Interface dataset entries
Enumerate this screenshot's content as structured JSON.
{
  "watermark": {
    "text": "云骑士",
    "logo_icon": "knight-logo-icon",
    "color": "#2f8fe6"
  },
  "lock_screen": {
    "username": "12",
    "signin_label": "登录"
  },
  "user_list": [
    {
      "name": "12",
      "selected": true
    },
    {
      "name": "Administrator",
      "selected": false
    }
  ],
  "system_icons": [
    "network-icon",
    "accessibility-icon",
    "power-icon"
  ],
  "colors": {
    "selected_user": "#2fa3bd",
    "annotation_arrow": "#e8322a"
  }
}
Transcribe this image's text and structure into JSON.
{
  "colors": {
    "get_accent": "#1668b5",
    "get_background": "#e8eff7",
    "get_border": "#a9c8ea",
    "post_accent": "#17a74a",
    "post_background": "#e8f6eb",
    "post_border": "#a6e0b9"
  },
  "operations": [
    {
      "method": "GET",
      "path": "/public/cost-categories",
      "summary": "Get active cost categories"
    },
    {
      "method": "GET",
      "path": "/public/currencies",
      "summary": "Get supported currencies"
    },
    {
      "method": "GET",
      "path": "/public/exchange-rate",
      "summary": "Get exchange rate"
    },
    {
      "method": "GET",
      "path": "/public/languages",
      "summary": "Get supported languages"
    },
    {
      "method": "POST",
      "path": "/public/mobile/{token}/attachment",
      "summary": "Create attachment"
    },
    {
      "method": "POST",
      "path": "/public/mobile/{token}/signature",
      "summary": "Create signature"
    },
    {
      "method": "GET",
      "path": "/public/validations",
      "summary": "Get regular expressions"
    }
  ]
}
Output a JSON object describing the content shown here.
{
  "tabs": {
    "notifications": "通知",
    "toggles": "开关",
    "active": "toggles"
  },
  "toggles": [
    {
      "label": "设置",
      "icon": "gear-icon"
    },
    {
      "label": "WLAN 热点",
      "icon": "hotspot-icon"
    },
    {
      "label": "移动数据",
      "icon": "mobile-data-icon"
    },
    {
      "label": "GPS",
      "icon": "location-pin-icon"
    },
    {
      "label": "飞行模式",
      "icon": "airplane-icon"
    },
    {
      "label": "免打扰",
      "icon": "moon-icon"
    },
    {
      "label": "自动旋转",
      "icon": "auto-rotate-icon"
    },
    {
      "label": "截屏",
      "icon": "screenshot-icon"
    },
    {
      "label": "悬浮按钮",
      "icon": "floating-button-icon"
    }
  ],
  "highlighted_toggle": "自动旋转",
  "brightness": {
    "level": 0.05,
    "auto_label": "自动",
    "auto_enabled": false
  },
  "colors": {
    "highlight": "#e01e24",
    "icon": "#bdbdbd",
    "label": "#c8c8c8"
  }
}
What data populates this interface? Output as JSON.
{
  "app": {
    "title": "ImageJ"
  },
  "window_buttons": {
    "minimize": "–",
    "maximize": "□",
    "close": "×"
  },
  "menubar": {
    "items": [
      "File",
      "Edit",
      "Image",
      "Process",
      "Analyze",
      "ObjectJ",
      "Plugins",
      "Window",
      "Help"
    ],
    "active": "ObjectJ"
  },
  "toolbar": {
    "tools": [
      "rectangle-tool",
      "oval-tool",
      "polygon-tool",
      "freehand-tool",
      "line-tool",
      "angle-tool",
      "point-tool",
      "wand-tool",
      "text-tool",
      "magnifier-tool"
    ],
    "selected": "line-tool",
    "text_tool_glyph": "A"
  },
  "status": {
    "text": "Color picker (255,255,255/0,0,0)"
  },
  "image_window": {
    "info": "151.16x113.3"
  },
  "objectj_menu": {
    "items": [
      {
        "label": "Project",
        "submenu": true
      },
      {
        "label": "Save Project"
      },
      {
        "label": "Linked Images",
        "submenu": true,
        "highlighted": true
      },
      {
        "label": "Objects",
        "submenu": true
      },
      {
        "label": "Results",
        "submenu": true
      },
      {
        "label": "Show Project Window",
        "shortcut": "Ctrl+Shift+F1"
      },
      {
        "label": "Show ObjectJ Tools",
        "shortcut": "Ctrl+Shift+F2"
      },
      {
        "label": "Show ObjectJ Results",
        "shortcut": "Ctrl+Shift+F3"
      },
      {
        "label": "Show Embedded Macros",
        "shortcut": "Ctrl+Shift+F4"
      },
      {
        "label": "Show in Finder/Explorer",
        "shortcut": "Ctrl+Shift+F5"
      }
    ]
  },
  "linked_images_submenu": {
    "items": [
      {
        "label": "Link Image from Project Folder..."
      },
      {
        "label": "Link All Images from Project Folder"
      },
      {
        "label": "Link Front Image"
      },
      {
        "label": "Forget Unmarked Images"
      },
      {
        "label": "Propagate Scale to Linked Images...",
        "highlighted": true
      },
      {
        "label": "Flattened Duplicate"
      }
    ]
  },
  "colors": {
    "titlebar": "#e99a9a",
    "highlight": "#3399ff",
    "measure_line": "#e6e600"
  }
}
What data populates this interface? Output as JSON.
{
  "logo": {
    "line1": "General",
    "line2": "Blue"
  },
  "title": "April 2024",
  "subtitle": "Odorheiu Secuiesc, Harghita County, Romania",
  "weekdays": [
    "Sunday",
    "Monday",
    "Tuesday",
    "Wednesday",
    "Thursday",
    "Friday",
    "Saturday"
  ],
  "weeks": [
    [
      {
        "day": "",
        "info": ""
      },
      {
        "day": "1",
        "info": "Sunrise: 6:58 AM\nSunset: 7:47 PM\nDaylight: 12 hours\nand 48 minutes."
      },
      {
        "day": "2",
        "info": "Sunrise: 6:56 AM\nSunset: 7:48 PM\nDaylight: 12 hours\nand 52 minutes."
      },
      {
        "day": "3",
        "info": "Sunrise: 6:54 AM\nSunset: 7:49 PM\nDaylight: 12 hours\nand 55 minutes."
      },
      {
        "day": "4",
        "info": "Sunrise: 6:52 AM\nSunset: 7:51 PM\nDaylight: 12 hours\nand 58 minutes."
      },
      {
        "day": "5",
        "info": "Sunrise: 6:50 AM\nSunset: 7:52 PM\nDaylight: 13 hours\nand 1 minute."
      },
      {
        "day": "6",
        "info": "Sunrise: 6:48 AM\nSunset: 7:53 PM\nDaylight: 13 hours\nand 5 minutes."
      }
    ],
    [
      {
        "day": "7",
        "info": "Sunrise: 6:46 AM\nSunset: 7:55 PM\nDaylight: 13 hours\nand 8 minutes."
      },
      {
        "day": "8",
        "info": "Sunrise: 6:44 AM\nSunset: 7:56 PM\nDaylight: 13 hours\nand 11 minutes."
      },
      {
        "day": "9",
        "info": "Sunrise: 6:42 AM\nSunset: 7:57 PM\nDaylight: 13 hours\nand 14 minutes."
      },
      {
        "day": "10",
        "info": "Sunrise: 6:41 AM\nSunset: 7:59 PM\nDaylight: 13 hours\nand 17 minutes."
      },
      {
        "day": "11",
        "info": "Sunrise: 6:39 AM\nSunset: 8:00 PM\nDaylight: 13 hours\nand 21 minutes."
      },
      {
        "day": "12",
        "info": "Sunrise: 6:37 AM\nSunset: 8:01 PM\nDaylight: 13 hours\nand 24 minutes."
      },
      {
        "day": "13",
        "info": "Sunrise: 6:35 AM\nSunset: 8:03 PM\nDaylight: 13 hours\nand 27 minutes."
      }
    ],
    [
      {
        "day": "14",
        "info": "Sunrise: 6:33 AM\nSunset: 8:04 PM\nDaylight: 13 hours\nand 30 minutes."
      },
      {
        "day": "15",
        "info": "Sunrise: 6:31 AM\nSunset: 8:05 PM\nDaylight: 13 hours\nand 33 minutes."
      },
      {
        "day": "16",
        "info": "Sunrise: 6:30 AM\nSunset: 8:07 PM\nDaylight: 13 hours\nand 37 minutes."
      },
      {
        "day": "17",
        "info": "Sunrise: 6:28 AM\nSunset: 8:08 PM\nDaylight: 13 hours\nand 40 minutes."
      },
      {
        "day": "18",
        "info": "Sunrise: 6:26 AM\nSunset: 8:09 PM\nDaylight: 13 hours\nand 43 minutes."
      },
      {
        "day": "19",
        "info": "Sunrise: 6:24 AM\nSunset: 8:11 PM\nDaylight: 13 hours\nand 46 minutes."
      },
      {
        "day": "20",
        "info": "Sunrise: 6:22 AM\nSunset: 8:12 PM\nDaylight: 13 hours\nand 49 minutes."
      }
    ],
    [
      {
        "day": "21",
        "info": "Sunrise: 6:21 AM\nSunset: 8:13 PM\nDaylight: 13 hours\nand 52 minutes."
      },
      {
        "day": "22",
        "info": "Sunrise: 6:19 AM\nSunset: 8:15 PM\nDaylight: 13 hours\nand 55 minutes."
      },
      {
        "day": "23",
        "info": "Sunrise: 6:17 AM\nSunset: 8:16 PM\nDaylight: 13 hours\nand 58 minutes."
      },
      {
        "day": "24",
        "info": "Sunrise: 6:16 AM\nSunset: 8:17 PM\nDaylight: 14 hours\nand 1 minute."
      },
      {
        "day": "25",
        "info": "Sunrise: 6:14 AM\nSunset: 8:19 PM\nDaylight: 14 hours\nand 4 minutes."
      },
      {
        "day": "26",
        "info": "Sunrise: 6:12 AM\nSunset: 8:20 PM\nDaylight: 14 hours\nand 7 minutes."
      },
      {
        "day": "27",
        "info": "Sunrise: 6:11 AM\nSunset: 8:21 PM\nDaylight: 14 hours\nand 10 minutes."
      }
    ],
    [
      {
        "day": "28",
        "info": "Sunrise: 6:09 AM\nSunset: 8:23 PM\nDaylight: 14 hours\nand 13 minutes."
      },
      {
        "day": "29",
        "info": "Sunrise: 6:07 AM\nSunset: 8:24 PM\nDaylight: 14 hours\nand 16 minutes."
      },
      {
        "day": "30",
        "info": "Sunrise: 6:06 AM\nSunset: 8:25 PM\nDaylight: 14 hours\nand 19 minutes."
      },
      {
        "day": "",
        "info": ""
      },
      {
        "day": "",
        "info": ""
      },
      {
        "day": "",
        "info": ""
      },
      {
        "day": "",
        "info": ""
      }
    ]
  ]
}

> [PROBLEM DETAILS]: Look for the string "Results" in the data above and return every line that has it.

> [ANSWER SPACE]:
        "label": "Results",
        "label": "Show ObjectJ Results",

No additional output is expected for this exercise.